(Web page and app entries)
-- Opening Marker --
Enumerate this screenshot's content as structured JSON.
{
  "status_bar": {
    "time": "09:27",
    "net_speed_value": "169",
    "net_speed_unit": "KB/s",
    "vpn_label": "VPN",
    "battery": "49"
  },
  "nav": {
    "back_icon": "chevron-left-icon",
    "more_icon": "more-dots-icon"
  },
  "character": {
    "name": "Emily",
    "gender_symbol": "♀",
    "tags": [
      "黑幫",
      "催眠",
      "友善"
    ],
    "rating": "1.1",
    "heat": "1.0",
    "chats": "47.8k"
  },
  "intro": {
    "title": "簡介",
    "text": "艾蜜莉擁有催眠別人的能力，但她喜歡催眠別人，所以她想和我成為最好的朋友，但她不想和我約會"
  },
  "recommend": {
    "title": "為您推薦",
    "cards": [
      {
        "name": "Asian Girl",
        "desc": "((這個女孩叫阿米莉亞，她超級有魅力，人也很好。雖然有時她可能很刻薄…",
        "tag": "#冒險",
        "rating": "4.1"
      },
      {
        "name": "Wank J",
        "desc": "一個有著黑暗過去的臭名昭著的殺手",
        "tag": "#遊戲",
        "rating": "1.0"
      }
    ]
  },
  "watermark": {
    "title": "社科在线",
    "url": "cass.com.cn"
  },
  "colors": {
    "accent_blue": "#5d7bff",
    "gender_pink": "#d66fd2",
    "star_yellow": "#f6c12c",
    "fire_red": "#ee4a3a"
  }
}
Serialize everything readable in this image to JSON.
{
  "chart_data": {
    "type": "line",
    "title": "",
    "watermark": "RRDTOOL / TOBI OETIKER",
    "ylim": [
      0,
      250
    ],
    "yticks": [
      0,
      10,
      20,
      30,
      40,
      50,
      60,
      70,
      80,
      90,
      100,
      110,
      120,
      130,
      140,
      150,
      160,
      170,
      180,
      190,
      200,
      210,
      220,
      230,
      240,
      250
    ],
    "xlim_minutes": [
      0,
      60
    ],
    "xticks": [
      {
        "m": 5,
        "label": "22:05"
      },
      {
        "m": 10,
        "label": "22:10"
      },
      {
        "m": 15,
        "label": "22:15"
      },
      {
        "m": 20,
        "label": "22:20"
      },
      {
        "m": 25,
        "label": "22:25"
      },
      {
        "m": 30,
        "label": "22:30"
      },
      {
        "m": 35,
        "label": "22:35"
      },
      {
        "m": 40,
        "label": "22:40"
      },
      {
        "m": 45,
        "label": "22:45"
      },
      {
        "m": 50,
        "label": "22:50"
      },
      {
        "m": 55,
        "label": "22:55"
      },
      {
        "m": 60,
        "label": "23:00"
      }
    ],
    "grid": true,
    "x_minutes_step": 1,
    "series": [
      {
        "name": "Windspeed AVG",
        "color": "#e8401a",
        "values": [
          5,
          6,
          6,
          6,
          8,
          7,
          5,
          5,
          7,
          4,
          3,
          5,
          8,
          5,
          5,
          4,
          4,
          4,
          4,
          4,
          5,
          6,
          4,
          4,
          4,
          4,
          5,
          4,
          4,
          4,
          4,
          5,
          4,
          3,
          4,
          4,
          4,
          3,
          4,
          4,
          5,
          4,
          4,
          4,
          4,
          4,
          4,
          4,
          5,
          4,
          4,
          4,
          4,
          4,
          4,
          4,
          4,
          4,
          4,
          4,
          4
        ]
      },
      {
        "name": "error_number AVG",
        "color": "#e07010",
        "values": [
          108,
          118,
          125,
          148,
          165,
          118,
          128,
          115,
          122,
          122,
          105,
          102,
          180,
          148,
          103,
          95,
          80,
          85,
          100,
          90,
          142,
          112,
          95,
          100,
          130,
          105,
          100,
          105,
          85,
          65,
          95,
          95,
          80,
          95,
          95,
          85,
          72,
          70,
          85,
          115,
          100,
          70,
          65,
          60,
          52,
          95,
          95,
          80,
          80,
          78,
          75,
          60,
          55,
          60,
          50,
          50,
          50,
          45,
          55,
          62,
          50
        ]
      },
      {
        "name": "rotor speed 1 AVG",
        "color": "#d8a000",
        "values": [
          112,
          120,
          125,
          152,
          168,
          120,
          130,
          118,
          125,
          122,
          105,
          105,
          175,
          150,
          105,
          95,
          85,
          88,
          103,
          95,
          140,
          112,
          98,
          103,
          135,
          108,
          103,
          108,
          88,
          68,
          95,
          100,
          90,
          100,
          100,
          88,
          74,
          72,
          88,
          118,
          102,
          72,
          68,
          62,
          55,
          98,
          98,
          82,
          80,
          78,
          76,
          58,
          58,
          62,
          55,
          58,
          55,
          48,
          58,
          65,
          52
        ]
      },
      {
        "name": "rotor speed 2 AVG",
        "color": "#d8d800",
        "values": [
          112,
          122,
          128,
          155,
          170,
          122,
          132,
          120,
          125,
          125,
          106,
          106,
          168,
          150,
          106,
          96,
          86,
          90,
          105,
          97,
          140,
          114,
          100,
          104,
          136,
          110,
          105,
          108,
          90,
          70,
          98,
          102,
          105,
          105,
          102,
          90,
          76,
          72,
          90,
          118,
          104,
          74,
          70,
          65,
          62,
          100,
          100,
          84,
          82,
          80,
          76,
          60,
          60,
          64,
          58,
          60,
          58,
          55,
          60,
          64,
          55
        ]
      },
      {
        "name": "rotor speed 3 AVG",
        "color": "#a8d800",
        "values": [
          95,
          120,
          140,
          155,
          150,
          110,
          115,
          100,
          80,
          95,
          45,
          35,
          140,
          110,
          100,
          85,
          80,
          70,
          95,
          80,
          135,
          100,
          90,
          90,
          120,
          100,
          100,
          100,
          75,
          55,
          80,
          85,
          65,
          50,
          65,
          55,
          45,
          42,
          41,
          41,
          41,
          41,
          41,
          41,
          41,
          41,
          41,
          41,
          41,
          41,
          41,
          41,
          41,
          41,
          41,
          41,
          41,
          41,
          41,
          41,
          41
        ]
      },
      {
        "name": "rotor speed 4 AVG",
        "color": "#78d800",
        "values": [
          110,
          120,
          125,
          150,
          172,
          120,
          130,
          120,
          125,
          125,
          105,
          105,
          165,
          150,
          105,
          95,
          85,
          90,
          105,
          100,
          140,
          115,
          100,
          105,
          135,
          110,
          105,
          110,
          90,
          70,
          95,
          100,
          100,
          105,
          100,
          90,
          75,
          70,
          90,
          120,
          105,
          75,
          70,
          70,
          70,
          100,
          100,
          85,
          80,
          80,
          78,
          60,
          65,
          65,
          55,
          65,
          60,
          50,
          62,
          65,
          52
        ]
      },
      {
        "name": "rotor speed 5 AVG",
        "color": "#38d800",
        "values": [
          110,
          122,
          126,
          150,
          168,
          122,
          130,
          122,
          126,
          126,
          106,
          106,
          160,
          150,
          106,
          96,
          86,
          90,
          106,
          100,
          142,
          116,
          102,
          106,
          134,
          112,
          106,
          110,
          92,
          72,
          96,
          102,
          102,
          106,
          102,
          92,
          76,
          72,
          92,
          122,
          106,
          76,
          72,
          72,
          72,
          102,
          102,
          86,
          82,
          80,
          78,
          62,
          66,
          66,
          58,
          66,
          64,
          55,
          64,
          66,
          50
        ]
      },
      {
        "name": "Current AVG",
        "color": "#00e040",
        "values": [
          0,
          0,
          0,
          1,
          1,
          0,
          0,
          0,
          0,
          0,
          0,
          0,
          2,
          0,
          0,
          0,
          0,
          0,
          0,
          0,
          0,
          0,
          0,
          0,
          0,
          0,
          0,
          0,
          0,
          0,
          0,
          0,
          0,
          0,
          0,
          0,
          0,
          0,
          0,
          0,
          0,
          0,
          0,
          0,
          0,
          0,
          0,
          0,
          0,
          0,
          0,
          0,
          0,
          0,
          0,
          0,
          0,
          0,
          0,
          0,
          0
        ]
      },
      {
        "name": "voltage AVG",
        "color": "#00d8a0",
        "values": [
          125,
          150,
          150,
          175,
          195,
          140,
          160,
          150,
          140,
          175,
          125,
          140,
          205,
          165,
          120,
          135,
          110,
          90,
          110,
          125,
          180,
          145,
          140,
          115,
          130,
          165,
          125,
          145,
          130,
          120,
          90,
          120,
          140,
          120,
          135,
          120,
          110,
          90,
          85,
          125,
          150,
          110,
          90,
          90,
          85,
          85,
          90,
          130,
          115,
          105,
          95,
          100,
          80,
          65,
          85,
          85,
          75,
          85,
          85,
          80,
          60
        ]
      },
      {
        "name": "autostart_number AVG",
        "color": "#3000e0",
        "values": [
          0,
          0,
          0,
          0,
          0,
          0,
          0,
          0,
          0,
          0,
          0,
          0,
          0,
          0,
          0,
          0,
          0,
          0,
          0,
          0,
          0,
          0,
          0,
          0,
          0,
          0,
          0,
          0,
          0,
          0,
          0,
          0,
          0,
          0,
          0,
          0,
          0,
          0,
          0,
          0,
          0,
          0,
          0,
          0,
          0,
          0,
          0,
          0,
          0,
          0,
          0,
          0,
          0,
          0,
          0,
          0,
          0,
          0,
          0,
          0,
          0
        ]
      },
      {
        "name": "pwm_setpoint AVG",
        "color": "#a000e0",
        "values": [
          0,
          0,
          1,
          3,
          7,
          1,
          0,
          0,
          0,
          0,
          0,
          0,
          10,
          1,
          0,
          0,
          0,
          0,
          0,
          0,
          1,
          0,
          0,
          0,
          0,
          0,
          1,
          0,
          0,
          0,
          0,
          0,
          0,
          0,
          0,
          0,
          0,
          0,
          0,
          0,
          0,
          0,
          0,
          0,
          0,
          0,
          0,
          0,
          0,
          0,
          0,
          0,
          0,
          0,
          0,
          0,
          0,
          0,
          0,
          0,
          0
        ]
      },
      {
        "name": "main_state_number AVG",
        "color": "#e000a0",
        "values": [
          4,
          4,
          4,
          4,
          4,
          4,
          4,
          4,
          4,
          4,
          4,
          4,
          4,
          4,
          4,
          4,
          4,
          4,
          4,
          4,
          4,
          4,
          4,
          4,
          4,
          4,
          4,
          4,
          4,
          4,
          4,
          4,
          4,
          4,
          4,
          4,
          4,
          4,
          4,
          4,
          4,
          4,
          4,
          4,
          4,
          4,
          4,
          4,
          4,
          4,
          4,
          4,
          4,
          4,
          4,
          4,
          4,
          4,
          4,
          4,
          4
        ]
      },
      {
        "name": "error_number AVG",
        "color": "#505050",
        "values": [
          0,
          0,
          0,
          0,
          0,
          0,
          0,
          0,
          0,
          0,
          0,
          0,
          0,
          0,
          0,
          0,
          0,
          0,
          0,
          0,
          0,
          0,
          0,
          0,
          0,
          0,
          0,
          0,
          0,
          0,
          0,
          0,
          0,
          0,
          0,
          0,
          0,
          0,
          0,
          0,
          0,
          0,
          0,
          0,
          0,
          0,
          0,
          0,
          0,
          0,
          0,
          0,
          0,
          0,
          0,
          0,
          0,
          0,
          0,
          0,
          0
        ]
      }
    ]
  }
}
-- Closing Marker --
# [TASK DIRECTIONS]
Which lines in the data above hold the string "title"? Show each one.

# [RESULT]
    "title": "簡介",
    "title": "為您推薦",
    "title": "社科在线",
    "title": "",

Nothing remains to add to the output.